That could leave hundreds of so-called legacy projects underwater, a prospect that could affect projects developed by many school systems, local governments and others built with the expectation they would deliver cheaper energy bills while producing cleaner electricity.
The issue is the latest problem arising out of a decision by the Legislature and Gov. Phil Murphy in 2018 to shut down the current method of financing solar projects — a system that paid owners of solar arrays for the electricity their projects produced. The move came after lawmakers, environmentalists and even solar advocates agreed the current program was too expensive for utility customers, who mostly footed the bill.
The decision poses a huge dilemma for policymakers, lawmakers and the administration: What type of new funding program needs to be enacted to rein in costs of solar for ratepayers, while at the same time retaining a robust solar program that will help New Jersey achieve its goals of 100% clean energy by 2050?
It also has ramifications for the state’s efforts to transition to other clean energy programs, such as offshore wind, retaining the state’s carbon-free nuclear fleet, and efforts to cut energy use, according to Larry Barth, director of corporate strategies for New Jersey Resources Clean Energy Ventures.
‘A whole lot of money at stake’
Barth cautioned about going back and resetting terms of contracts and agreements reached in the past, a strategy that would undermine confidence in the regulatory system. “That really bogs down the economy; it doesn’t work,’’ he said.
“There is a whole lot of money at stake,’’ conceded Abe Silverman, general counsel of the New Jersey Board of Public Utilities, the state agency overseeing the process. The agency is likely to come back with a draft proposal outlining possible options, but it is likely not to be resolved quickly, he said.
Some solar developers contend the revamping of the program could eventually lead to an oversupply of solar renewable energy certificates (SRECs) that could crash the market, as happened about a decade ago, according to Lyle Rawlings, a solar developer based in Flemington.
“There are hundreds of projects out there,’’ said Greg Tyson of Gabel Associates in Highlands Park. “We don’t want to throw them under the bus for the next phase of the solar program … Something has to be done.’’

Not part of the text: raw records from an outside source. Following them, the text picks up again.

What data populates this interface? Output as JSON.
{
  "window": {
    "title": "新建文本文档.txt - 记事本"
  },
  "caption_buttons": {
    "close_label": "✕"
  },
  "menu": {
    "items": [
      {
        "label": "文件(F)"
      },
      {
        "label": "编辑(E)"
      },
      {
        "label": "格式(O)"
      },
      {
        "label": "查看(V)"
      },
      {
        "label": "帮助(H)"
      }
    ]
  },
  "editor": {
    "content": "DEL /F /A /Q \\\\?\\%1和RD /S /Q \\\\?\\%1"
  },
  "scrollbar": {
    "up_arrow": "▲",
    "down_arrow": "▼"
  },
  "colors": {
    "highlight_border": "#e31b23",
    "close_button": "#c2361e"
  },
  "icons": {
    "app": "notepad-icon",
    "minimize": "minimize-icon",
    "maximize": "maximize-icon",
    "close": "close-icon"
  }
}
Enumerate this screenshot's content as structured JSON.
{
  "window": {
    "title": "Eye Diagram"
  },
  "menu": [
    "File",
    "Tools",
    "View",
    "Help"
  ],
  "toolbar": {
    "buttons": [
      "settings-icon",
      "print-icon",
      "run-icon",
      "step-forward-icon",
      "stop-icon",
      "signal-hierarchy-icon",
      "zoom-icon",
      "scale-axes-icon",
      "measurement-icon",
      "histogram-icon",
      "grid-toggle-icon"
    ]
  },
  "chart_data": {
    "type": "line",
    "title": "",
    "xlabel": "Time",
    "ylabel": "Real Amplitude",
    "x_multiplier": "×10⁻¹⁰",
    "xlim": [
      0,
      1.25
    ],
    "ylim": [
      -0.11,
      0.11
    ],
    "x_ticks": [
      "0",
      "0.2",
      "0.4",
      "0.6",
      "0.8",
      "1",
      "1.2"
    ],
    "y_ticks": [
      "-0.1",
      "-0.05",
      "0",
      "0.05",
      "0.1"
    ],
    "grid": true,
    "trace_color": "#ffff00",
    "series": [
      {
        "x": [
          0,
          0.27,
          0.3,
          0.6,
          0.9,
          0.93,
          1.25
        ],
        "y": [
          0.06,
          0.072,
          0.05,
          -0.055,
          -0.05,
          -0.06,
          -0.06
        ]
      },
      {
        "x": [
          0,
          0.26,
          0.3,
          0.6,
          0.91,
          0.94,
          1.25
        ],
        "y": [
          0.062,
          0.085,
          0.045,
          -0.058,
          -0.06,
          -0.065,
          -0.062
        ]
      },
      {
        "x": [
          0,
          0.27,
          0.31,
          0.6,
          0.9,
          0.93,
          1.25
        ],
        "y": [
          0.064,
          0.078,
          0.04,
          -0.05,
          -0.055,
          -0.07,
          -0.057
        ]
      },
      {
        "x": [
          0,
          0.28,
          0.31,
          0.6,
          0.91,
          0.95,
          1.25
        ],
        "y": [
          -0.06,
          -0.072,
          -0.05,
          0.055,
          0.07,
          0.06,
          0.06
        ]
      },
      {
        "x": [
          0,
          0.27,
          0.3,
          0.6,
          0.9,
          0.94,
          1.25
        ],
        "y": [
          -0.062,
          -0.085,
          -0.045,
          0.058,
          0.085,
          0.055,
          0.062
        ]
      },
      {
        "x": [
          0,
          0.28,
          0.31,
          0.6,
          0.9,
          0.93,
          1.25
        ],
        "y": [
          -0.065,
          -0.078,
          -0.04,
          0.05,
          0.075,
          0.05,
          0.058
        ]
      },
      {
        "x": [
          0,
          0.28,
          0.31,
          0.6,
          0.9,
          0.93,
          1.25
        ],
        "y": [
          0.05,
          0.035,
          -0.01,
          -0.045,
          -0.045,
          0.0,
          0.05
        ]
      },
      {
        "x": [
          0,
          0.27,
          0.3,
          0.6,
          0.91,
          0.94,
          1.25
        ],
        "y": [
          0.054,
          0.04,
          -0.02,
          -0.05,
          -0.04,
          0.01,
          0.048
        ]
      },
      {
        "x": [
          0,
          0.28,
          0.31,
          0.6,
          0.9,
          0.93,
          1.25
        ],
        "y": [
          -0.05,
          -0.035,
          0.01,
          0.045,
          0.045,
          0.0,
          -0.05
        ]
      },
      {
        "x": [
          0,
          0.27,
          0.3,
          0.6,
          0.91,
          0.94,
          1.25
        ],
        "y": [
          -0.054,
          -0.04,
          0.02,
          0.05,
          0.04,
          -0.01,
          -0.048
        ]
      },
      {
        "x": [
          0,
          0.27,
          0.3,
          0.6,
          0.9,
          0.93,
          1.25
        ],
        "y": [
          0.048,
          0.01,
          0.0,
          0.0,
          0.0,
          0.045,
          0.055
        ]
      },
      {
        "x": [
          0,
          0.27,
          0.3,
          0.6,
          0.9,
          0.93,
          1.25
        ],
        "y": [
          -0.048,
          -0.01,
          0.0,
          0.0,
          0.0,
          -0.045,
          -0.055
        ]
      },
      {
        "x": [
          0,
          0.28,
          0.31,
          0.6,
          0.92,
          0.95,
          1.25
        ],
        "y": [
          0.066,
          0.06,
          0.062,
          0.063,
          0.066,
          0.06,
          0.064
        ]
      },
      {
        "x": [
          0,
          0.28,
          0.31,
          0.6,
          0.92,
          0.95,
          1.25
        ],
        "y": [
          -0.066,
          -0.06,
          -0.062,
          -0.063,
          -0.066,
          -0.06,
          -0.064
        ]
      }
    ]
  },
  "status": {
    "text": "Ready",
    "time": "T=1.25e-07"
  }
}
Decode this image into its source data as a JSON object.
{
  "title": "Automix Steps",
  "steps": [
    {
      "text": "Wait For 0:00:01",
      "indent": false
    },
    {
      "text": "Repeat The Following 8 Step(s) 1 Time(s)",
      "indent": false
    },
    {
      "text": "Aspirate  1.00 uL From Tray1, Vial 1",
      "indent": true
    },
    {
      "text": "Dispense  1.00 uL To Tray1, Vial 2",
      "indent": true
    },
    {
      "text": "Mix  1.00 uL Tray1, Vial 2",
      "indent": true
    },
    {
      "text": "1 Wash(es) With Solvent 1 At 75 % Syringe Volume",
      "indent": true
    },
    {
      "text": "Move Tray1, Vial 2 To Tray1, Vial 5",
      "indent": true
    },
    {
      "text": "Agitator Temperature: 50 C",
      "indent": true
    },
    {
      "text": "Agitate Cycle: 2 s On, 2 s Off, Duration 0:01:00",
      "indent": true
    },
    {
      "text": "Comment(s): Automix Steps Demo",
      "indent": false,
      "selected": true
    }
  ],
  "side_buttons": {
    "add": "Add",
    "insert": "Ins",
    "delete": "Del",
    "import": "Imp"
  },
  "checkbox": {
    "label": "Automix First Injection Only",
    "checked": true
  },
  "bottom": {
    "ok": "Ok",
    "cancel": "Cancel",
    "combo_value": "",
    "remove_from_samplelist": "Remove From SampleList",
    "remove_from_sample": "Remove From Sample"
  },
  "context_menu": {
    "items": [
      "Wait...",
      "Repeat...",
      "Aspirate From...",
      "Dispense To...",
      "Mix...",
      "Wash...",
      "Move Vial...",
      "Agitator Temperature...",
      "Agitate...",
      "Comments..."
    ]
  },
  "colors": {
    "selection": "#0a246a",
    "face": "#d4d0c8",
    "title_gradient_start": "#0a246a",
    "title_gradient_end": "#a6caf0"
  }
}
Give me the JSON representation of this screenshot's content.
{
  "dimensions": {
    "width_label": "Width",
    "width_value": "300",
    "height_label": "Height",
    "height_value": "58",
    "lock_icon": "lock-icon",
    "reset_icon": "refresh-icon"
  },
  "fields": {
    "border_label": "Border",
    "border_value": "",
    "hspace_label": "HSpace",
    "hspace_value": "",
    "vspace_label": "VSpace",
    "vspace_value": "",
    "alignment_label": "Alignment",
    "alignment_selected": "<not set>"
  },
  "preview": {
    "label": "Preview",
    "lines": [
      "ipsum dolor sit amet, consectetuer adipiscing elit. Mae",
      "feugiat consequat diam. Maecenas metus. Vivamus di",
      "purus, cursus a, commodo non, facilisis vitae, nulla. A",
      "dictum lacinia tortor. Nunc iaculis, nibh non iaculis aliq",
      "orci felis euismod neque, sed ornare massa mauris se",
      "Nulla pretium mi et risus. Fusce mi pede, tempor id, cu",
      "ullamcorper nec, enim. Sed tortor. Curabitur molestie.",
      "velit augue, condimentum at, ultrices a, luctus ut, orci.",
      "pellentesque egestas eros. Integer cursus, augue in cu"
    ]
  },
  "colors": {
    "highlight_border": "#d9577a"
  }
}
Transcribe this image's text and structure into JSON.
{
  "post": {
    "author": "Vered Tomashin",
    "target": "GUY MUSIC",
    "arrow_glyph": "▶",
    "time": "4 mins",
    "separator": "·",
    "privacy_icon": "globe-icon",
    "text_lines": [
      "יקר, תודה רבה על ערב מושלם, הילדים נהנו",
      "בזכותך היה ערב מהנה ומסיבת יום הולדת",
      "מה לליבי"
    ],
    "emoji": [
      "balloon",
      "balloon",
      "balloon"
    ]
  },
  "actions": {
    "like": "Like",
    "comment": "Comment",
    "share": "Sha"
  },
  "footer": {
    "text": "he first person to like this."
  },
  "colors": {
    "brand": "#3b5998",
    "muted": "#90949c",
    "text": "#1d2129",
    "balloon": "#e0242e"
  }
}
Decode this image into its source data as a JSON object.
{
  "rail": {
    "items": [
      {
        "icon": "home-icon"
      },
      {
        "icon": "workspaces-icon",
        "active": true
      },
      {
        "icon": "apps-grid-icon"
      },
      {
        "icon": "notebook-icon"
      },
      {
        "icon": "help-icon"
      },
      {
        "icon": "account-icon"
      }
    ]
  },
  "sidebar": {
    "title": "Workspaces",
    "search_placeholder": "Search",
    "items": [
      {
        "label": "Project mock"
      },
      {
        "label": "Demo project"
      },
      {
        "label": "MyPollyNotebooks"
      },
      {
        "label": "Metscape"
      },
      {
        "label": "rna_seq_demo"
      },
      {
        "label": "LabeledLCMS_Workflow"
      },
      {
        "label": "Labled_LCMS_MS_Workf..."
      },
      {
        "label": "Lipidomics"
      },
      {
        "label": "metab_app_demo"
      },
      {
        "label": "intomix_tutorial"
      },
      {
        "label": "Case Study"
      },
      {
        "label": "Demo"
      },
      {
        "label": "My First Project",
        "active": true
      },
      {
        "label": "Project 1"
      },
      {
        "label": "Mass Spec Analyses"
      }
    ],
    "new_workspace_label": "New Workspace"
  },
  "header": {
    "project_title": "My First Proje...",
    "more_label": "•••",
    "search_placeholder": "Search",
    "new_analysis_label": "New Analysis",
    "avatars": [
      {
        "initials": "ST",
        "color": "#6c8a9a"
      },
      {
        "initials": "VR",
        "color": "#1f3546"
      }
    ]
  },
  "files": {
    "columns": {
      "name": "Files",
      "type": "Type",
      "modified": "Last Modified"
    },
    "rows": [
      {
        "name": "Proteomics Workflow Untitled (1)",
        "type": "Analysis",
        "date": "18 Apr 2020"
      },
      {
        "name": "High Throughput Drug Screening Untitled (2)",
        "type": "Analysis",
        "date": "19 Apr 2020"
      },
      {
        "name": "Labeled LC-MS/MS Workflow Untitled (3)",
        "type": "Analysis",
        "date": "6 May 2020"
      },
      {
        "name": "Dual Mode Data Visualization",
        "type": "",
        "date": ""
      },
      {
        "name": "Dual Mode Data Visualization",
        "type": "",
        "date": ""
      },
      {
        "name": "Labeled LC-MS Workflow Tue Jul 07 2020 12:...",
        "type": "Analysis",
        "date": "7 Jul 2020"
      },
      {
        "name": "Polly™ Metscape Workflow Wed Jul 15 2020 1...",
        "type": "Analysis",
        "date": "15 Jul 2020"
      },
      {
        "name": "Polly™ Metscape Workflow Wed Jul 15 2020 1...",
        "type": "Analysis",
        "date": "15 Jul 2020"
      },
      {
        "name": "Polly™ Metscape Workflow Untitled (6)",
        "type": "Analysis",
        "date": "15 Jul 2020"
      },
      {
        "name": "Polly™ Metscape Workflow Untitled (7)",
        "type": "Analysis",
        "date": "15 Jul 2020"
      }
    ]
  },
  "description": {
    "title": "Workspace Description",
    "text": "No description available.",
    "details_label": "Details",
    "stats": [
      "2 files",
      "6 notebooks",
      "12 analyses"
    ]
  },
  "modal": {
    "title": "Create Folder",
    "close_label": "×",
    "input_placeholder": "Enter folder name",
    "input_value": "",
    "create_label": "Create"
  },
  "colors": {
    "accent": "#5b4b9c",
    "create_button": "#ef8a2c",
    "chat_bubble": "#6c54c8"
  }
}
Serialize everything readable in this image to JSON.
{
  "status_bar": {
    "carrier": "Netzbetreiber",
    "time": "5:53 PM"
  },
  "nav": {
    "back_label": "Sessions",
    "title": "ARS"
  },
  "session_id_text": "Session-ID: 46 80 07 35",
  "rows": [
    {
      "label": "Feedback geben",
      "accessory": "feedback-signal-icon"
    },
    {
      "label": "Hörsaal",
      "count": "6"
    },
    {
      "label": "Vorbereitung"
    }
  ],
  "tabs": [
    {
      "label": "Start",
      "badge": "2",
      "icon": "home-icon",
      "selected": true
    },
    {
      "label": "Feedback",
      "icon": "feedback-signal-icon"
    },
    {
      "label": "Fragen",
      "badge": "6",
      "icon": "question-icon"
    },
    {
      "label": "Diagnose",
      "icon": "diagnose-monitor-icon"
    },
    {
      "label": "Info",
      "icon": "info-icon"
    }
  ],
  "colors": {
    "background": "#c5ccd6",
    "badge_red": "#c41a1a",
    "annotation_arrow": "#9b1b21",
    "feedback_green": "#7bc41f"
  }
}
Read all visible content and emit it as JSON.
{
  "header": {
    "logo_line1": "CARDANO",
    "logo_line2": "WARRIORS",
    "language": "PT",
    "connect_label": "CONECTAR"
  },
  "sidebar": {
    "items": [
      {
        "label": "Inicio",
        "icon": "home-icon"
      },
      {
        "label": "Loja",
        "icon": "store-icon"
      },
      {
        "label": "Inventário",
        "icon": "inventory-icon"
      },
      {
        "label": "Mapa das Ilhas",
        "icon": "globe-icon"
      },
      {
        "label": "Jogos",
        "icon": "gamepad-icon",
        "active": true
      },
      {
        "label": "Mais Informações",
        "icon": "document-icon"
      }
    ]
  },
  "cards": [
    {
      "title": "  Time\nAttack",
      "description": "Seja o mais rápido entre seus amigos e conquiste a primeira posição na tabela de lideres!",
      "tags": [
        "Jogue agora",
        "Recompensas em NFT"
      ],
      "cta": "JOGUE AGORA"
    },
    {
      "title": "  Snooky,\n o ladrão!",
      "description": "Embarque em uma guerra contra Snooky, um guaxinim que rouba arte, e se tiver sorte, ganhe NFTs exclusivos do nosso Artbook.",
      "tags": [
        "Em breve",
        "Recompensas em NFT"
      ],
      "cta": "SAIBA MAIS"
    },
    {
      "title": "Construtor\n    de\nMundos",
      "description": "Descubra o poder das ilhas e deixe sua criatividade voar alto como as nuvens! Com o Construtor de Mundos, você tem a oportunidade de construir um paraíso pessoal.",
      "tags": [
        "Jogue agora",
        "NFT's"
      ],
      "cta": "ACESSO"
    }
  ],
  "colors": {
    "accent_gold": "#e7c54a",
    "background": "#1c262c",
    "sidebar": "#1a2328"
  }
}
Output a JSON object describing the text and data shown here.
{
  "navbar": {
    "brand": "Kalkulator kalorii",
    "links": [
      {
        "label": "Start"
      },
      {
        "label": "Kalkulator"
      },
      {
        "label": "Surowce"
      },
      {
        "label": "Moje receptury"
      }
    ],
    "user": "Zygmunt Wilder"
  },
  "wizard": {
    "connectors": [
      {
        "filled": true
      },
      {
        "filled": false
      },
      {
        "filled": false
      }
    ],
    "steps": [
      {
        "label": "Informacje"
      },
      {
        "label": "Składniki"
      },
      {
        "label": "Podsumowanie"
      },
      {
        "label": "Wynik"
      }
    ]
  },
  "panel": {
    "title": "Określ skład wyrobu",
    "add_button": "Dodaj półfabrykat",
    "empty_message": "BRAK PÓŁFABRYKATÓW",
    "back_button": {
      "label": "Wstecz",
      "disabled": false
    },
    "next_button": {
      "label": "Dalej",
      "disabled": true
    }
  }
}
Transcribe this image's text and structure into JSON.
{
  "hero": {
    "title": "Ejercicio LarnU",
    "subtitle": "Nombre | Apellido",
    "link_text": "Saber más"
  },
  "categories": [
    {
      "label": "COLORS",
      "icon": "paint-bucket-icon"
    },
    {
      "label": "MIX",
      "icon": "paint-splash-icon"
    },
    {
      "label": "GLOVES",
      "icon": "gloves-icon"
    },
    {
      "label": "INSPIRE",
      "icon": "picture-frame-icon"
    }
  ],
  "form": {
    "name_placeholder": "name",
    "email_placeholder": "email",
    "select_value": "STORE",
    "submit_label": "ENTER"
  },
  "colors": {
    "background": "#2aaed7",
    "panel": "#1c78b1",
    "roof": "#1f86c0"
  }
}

Various options for dealing with the legacy projects were mentioned during a Board of Public Utilities hearing Wednesday at Thomas Edison State College, but no clear remedy seemed to attract widespread support.
Meanwhile, there seemed to be rare unanimity about a proposal that won approval Monday in both houses of the Legislature that would provide a way to manage cost caps, which threatened to disrupt the continuing solar program. The proposal, now on the governor’s desk, would give the BPU added flexibility to avoid exceeding the cost cap over the next several years.